Chapter 6 – Intellectual Property

CS 306
Chapter 6 – Intellectual Property
6.1 Intellectual Property and Changing Technology
6.1.1 What is intellectual Property?
Legal concept of that defines rights to intellectual property
Value of Intellectual property and artistic works
Protection of Intellectual
Right of the creator
Example: e-book file, “book” , CD etc..
Copyrights are granted for a limited, but long, time – for example, the lifetime of the
author plus 70 years.
U.S Copyright Law (Title 17 of U.S Code) gives …
To make copies of the works
To produce derivative works …
To distribute copies
To perform the work in public
To display the work in the public
The government grants patents (covered in Title 35 of U.S. Code) for inventions of new
things or processes
6.1.2 Problems From New Technologies
Some of the technological factors are the following:
Storage of all sorts of information (text, sound…. )
High-volume, relatively inexpensive digital storage media, such as hard disk…
Character Scanners and images scanners, ….
Compression formats…
More… P. 238
6.2 Copy Right Law
6.2.1 A bit Of History
The first U.S copyright law, passed in 1790, covered books, maps, and charts.
Copyright Act of 1909
Court decision 1908 case
In the 1960, the government began recognizing copyrights for software and
databases, although copyright law at the did not mention them.
In 1976 and 1980 copyright law was revised to cover software (p. 239)
(p. 240 cases )
6.2.2 The Fair-use Doctrine
As the Constitution indicates, the purpose of copyright is to “ENCOURAGE
PRODUCTION” of useful work.
The fair use doctrine allows uses of copyrighted material that contribute to the creation of
new work (such as reviews that quote part of a copyrighted work) and uses that are likely
to deprive authors or publishers of income for their work.
6.2.3 Fair-Use Cases
Sony vs. Universal City Studios
The Court ruled in 1984, in a 5-4 decision, that recording a movie for viewing at a later
time was a fair use.
Reverse Engineering: Game Machines
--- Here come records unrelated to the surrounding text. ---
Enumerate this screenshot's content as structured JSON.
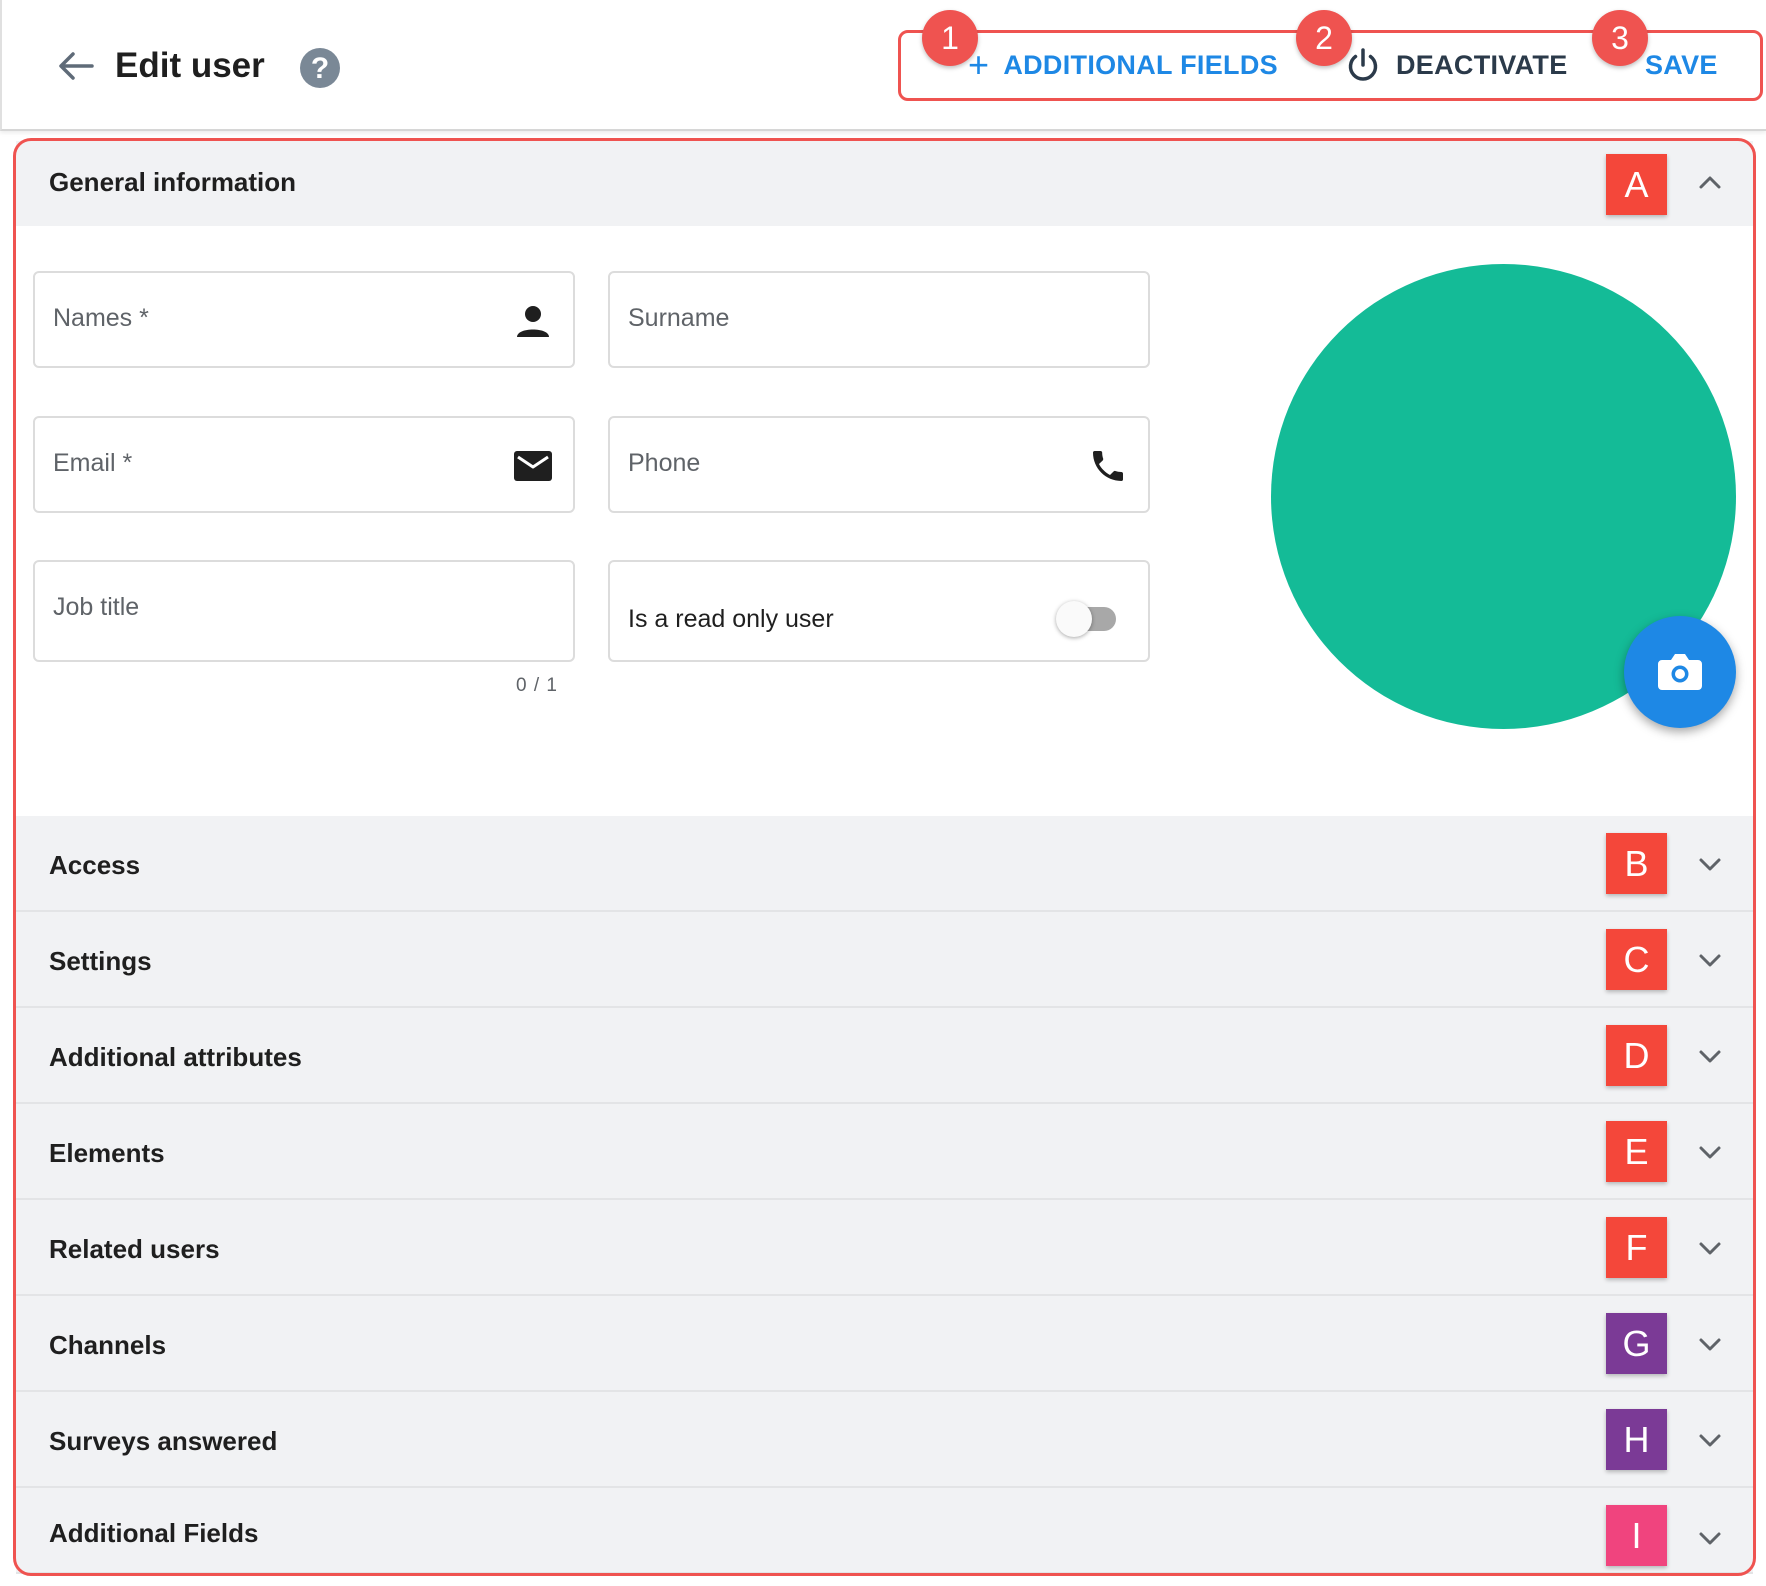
{
  "header": {
    "title": "Edit user",
    "help_symbol": "?",
    "actions": [
      {
        "label": "ADDITIONAL FIELDS",
        "icon": "plus-icon",
        "callout": "1",
        "color": "#1e88e5"
      },
      {
        "label": "DEACTIVATE",
        "icon": "power-icon",
        "callout": "2",
        "color": "#2b3a4a"
      },
      {
        "label": "SAVE",
        "icon": "",
        "callout": "3",
        "color": "#1e88e5"
      }
    ],
    "plus_symbol": "+"
  },
  "general_information": {
    "title": "General information",
    "badge": "A",
    "expanded": true,
    "fields": {
      "names": {
        "label": "Names *",
        "icon": "person-icon",
        "value": ""
      },
      "surname": {
        "label": "Surname",
        "value": ""
      },
      "email": {
        "label": "Email *",
        "icon": "envelope-icon",
        "value": ""
      },
      "phone": {
        "label": "Phone",
        "icon": "phone-icon",
        "value": ""
      },
      "job_title": {
        "label": "Job title",
        "value": "",
        "counter": "0 / 1"
      },
      "read_only": {
        "label": "Is a read only user",
        "checked": false
      }
    },
    "avatar_color": "#14bb97",
    "camera_button_color": "#1e88e5"
  },
  "sections": [
    {
      "title": "Access",
      "badge": "B",
      "badge_color": "#f4473a"
    },
    {
      "title": "Settings",
      "badge": "C",
      "badge_color": "#f4473a"
    },
    {
      "title": "Additional attributes",
      "badge": "D",
      "badge_color": "#f4473a"
    },
    {
      "title": "Elements",
      "badge": "E",
      "badge_color": "#f4473a"
    },
    {
      "title": "Related users",
      "badge": "F",
      "badge_color": "#f4473a"
    },
    {
      "title": "Channels",
      "badge": "G",
      "badge_color": "#7b3a96"
    },
    {
      "title": "Surveys answered",
      "badge": "H",
      "badge_color": "#7b3a96"
    },
    {
      "title": "Additional Fields",
      "badge": "I",
      "badge_color": "#f0447e"
    }
  ],
  "colors": {
    "annotation_red": "#ef5350",
    "accent_blue": "#1e88e5",
    "panel_bg": "#f1f2f4"
  }
}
In the Sony case, the Supreme Court ruled that noncommercial copyright of entire movie
was a fair use.
6.3. Copying Music, Movies, Software, and Books
6.3.1 From Floppies to the Web
6.3.2 The Napster Case
6.3.3 Software Piracy
Trading WAREZ
Cracked OR Defeated
Underground Grounds of programmers
Software and Information Industry Association (SIIS) and
Software Publishers Association (SPA)
Business Software Alliance (BSA)
$11-13 Billion per year
Chart Fig. 6.1
SIIA estimated $2.8 Billion of software was pirated in 1998.
200,000 certificates were stolen
In 1996, Chinese Government
6.3.4 Ethical Arguments About Copying
There is intrinsic “fuzziness” about the ethics of copying
Got “something for Nothing”
Fair use
Financial gain
Profit motive
Many people accept copies from friends:
- I cannot afford to buy the product
- The company is a large, wealthy corporation
- I wouldn’t buy it at the retail price anyway
- Making a copy for a friend is just an act of generosity
- The company is not really losing a sale
Freedom to pursue the virtue of generosity:
- We have a liberty (i. e., a negative right) to be generous, and we can exercise it
by buying a copy of the program for a friend.
- it is less clear that we have a claim-right (a positive right) to be generous.
1. This violation is insignificant compared to the billions of dollars lost to piracy
by dishonest resellers making big profits.
2. Everyone does it
6.4 Solutions (GOOD AND BAD)
Protect copyright owner
Fair use
Reasonable public access
Opportunity to use new technologies to the fullest to provide new services
6.4.1 Technology, markets, and Law
- Technology
- Sale Vs License
- Market and Management
- Enforcement
6.4.2 Restrictions and bans On Technology
- Lawsuits and Taxes
- The DMCA vs. Fair Use Freedom of Speech
6.4.3 The Future of Copyright
6.5 Free Speech Issues
- Domain Names
- Posting Documents FOR Criticism
6.6 Free Software
6.6.1 What is Free Software?
6.6.2 Should ALL Software Be Free?
6.7 Issues For Software Developers
6.7.1 Copyright Or Patent?
6.7.2 Similar Software Products
- Criteria
- “Look and Feel”